> **Supplied material**:
..............................
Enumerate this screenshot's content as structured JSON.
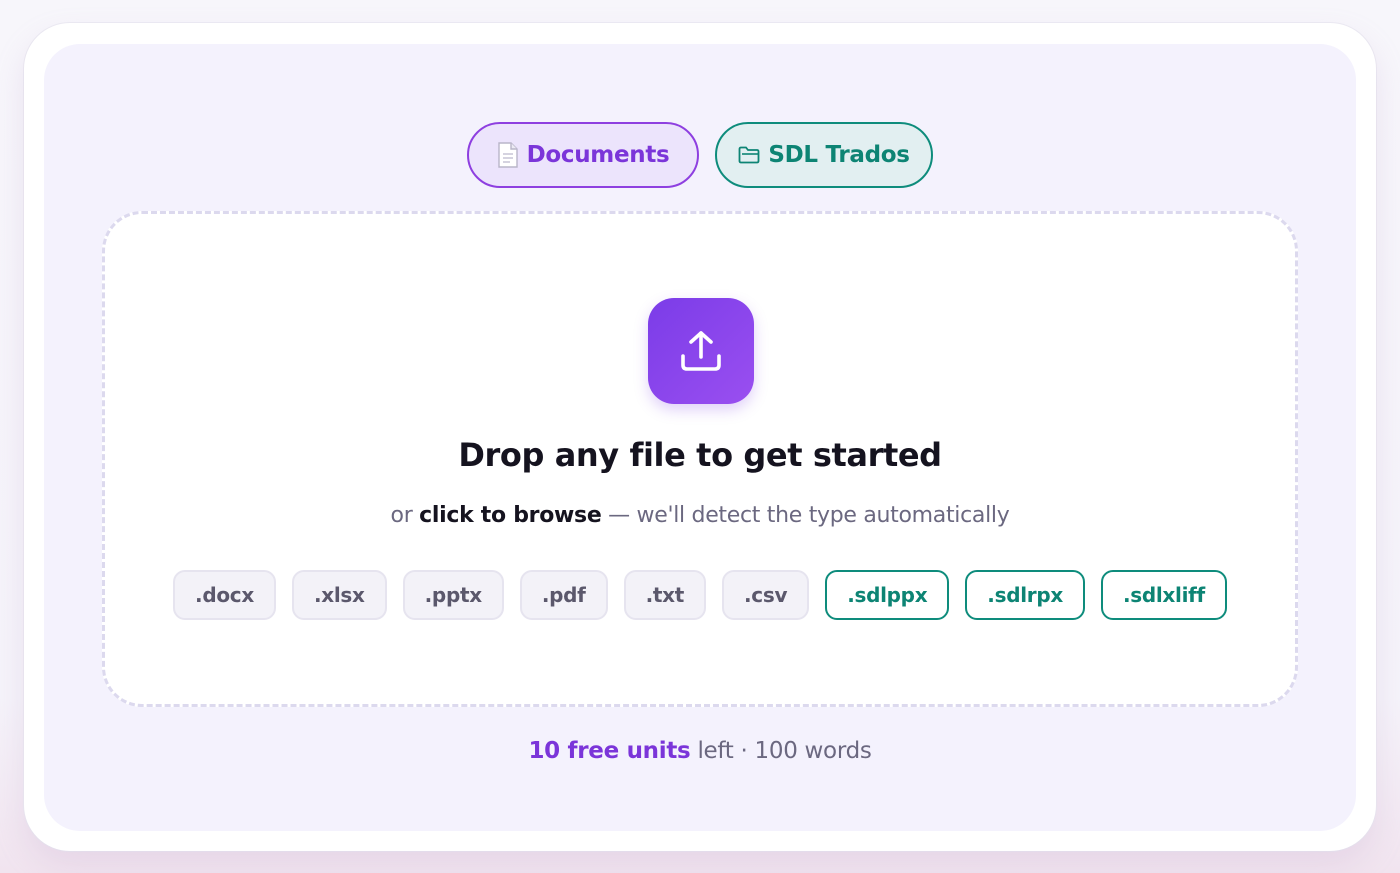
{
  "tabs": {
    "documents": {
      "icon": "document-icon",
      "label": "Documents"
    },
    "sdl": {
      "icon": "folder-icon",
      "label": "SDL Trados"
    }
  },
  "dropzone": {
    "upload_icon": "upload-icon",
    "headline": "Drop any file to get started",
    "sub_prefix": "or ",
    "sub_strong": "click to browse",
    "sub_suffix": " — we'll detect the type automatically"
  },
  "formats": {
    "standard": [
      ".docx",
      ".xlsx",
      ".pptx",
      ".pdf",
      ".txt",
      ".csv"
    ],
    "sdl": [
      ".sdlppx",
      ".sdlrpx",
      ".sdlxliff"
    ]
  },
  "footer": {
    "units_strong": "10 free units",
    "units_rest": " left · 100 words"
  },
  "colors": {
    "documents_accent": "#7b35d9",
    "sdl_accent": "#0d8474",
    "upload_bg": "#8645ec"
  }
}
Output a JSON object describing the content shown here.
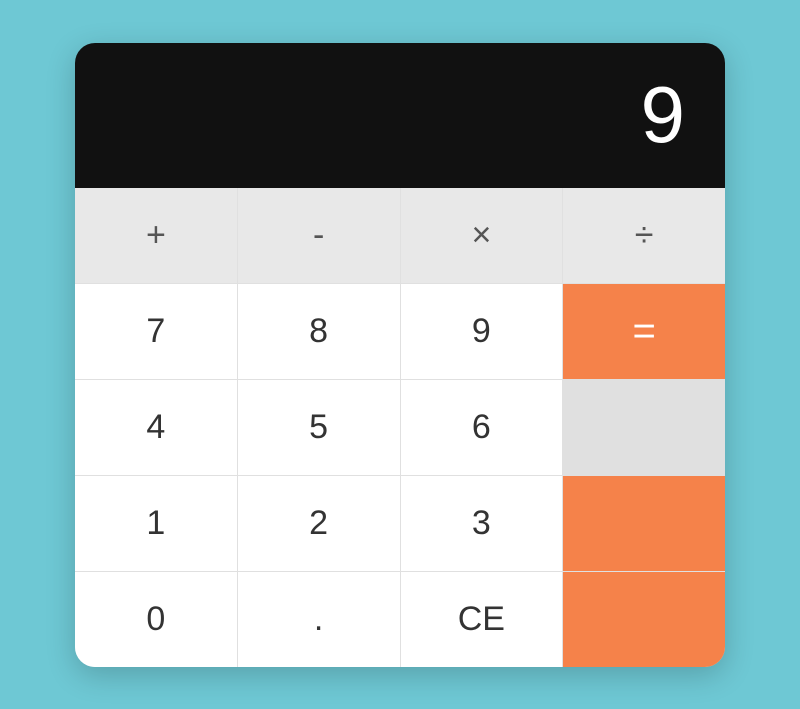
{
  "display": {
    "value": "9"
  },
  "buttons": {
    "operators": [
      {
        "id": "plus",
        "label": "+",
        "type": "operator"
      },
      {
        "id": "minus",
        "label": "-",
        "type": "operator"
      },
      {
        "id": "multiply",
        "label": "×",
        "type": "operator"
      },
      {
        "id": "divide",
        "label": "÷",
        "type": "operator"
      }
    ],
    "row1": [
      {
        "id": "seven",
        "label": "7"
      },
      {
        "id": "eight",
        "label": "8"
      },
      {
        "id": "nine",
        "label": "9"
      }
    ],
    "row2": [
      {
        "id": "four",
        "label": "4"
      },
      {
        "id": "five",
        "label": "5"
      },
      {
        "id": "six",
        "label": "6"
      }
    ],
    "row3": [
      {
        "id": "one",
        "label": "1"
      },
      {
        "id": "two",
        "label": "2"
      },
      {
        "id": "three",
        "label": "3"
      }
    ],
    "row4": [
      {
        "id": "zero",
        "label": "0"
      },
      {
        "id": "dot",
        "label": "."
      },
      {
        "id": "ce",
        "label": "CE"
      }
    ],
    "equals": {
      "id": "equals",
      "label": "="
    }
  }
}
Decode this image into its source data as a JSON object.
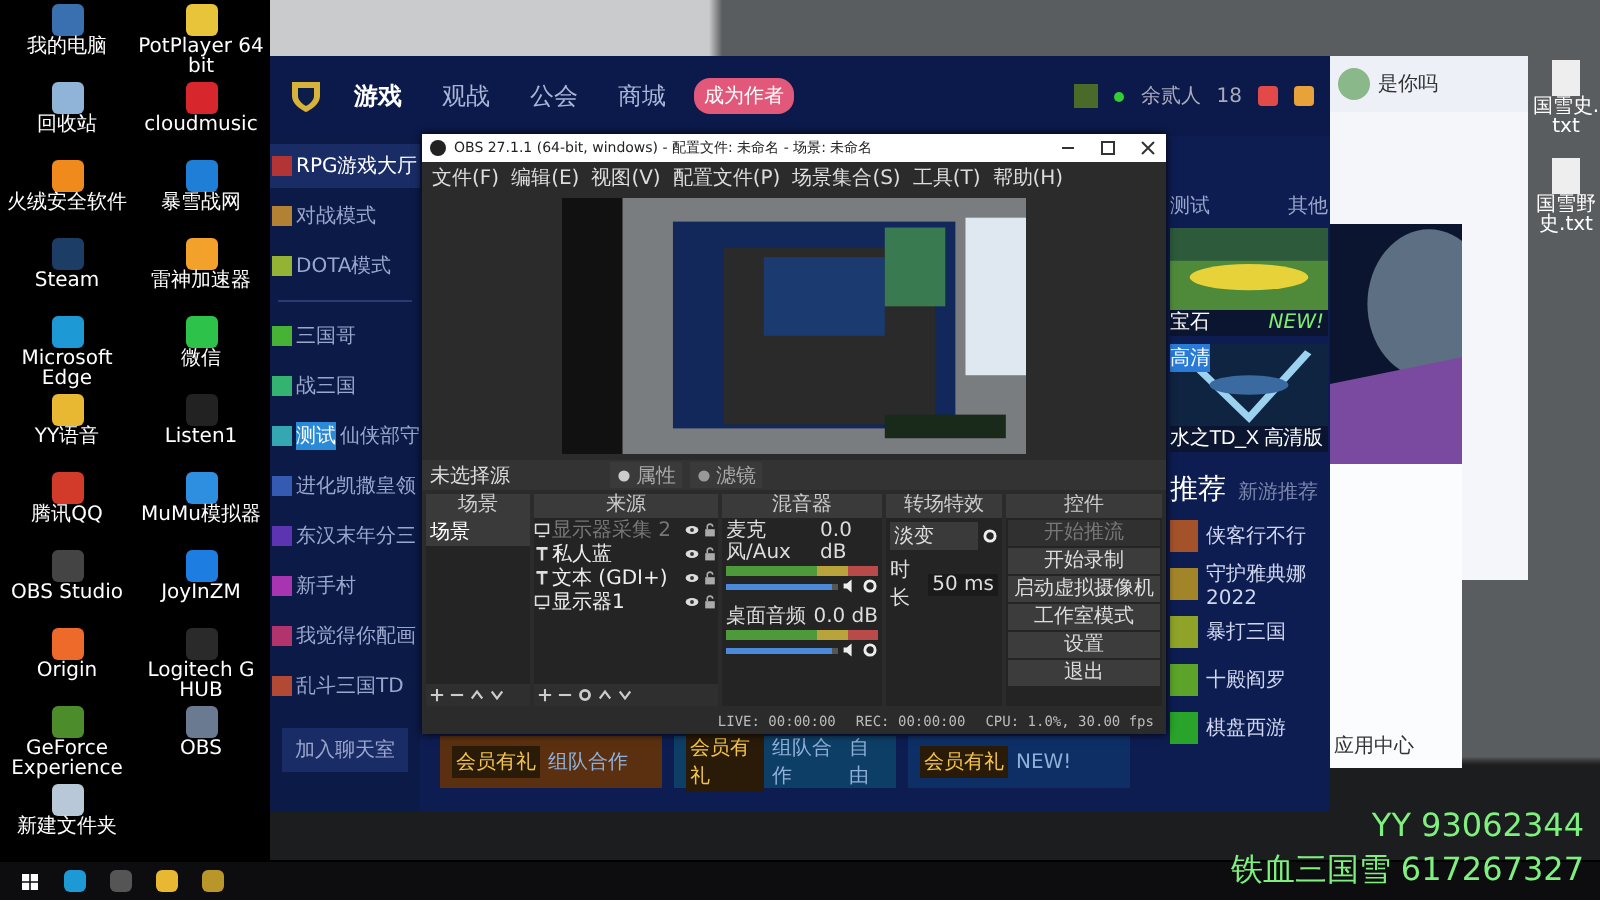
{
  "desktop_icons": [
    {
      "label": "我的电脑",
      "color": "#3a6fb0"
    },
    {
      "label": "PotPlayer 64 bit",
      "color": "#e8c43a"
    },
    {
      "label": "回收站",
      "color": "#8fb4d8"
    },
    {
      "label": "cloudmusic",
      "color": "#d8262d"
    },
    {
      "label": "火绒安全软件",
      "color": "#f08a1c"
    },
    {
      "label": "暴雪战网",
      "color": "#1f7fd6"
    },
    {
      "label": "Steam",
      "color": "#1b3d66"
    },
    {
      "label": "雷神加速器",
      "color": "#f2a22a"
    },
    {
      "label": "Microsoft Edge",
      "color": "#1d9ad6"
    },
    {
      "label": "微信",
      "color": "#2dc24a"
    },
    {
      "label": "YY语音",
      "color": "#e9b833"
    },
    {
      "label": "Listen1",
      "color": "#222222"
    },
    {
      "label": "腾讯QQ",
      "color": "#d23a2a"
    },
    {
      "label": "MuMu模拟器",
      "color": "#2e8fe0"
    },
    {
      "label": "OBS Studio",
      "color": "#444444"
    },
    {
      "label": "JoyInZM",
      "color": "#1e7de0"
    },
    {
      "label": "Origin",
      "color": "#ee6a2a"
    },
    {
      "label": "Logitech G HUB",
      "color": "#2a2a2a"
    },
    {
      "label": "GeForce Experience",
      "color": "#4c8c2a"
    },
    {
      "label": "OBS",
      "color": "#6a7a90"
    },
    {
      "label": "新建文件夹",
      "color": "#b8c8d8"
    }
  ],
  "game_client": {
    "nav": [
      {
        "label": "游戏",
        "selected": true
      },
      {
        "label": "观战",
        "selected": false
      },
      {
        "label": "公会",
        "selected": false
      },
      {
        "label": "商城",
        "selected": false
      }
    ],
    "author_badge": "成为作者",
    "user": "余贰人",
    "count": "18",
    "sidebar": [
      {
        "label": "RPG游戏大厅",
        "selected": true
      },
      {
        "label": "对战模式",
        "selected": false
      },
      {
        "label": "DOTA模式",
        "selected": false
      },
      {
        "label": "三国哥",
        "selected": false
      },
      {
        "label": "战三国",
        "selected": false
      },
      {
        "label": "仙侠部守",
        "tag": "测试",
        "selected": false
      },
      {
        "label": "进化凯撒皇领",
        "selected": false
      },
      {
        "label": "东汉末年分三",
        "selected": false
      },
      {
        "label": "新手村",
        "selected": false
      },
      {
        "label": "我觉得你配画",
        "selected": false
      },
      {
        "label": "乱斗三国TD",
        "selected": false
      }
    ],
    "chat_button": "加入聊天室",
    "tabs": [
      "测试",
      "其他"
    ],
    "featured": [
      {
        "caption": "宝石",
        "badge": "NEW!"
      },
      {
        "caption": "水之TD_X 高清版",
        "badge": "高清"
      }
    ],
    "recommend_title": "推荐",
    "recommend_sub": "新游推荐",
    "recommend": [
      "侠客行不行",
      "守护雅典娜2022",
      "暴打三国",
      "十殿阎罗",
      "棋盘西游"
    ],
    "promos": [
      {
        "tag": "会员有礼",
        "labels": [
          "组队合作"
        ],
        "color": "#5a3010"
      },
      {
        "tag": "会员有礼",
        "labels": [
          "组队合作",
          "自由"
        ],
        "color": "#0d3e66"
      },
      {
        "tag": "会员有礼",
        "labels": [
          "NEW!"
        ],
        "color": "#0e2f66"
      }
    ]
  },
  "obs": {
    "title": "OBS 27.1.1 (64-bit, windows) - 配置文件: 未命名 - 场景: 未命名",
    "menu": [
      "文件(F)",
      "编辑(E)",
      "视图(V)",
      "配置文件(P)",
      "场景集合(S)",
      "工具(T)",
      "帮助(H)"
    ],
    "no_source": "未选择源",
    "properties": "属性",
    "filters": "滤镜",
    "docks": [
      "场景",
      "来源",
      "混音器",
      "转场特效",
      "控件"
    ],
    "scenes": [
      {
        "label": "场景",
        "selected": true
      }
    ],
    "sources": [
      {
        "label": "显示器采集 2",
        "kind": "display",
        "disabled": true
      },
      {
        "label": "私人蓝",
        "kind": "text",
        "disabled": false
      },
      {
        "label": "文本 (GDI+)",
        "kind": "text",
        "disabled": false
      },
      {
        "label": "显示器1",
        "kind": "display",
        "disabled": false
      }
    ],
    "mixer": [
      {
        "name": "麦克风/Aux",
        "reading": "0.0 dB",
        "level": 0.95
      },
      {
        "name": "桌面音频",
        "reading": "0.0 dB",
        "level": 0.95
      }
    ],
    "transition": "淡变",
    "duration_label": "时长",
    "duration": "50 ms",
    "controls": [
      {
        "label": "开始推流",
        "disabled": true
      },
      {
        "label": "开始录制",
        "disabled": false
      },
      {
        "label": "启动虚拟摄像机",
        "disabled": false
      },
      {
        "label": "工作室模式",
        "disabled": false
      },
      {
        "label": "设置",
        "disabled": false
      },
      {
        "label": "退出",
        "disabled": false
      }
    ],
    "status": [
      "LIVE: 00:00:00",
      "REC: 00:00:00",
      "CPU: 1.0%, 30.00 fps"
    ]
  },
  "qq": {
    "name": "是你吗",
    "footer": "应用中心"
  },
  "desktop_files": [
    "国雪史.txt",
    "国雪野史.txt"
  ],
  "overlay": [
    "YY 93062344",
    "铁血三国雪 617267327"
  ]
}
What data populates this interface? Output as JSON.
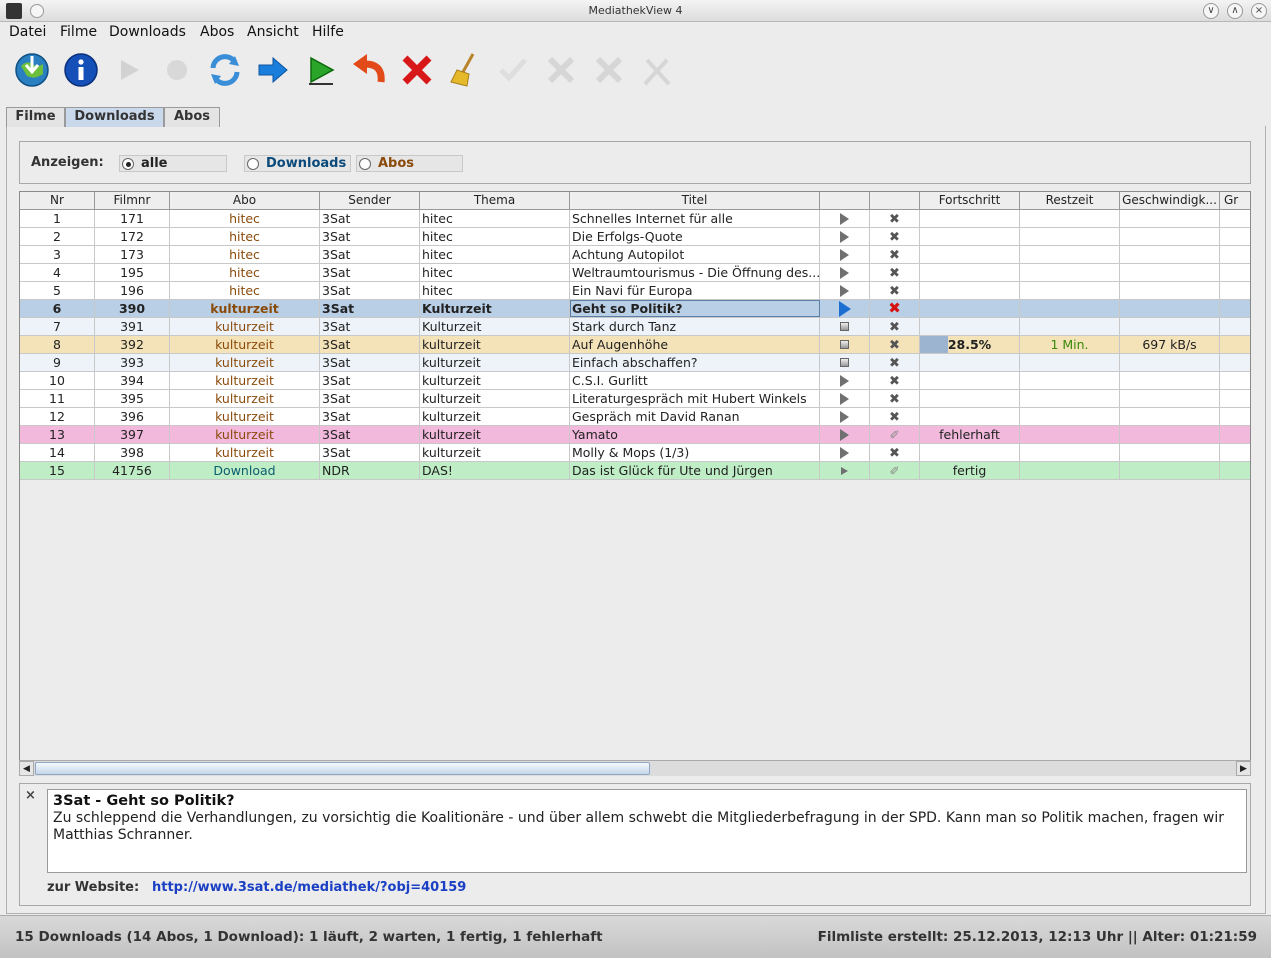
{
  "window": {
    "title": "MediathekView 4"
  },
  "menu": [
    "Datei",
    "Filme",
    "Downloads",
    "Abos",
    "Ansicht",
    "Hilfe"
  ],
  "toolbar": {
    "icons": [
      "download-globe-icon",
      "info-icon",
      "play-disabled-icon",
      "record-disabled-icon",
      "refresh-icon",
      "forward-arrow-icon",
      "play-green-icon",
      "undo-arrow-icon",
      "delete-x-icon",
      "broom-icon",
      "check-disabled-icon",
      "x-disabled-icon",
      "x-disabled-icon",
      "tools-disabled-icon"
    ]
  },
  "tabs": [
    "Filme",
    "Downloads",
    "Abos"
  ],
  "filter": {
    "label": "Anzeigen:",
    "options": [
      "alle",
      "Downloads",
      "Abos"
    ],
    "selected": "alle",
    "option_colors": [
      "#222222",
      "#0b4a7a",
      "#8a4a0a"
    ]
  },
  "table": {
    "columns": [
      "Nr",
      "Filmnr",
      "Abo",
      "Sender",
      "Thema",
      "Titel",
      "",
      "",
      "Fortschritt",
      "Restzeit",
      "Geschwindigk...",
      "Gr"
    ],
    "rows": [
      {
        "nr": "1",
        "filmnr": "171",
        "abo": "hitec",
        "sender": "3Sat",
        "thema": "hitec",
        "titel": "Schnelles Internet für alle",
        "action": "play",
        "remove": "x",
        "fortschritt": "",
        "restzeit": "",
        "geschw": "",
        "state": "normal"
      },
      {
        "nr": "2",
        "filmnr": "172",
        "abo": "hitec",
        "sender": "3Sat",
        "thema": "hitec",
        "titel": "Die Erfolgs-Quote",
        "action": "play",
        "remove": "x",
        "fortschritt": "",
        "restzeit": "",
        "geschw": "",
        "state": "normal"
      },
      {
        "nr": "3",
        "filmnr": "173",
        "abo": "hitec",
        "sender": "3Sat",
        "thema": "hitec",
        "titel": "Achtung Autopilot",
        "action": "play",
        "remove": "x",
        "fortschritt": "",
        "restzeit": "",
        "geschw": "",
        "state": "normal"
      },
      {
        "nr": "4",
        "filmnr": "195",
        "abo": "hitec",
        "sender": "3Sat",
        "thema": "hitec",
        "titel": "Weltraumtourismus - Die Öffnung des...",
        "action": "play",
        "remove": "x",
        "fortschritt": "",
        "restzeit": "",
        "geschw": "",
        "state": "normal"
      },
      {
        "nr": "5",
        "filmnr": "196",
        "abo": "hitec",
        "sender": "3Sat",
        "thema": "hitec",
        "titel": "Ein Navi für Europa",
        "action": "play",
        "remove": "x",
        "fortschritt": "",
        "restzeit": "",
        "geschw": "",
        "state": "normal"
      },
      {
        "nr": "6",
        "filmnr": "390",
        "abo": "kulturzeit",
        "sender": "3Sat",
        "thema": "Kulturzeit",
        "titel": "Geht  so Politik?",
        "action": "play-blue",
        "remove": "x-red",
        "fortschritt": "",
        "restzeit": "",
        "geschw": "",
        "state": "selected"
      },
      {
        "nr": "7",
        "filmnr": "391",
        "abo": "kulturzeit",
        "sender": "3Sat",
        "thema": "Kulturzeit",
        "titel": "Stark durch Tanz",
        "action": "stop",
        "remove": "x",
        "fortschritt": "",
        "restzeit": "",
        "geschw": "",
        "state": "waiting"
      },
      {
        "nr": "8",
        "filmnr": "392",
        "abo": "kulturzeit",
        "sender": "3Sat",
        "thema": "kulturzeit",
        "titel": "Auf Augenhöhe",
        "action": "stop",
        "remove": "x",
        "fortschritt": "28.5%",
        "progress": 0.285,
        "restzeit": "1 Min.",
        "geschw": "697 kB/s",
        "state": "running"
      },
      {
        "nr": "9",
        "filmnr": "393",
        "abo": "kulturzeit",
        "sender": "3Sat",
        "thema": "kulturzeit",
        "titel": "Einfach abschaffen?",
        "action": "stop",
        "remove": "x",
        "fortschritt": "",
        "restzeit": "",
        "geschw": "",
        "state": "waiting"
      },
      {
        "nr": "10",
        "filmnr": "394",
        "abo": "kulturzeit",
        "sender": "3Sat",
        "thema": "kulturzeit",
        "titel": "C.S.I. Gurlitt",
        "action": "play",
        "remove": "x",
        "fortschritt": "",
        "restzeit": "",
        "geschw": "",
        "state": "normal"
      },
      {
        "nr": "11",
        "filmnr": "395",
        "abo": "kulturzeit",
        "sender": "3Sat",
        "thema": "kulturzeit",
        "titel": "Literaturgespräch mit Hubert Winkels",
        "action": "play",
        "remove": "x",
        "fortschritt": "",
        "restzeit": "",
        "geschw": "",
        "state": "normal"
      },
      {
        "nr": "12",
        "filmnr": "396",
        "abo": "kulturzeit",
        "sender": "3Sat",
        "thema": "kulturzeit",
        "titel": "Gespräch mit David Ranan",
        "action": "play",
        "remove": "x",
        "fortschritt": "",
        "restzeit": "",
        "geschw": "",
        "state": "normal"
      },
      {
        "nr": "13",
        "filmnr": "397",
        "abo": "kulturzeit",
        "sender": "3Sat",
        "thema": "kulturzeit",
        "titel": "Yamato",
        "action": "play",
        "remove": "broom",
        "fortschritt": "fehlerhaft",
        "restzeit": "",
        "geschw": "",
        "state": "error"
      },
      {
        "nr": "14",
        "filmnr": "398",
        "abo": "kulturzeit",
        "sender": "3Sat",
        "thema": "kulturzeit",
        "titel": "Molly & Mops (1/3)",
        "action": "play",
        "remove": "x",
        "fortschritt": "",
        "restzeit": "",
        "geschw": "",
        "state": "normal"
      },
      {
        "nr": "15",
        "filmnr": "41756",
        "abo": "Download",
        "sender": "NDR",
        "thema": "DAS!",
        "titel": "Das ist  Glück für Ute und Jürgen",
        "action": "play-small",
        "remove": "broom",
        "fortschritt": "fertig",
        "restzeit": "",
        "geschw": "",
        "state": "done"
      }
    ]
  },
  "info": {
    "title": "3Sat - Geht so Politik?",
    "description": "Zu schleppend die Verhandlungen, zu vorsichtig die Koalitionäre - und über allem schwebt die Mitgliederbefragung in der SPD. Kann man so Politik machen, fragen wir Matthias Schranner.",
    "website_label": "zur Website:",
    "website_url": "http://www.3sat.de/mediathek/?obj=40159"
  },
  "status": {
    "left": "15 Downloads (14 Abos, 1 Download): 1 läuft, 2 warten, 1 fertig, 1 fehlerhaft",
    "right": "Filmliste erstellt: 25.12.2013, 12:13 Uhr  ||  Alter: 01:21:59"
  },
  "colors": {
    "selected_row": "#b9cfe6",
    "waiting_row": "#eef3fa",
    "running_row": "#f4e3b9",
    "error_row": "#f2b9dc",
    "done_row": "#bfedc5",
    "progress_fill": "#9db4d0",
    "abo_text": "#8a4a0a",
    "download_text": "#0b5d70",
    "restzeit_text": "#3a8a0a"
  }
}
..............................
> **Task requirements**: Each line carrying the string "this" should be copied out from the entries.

> **Answer section**:
Enumerate this screenshot's content as structured JSON.
Decode this image into its source data as a JSON object.
What data populates this interface? Output as JSON.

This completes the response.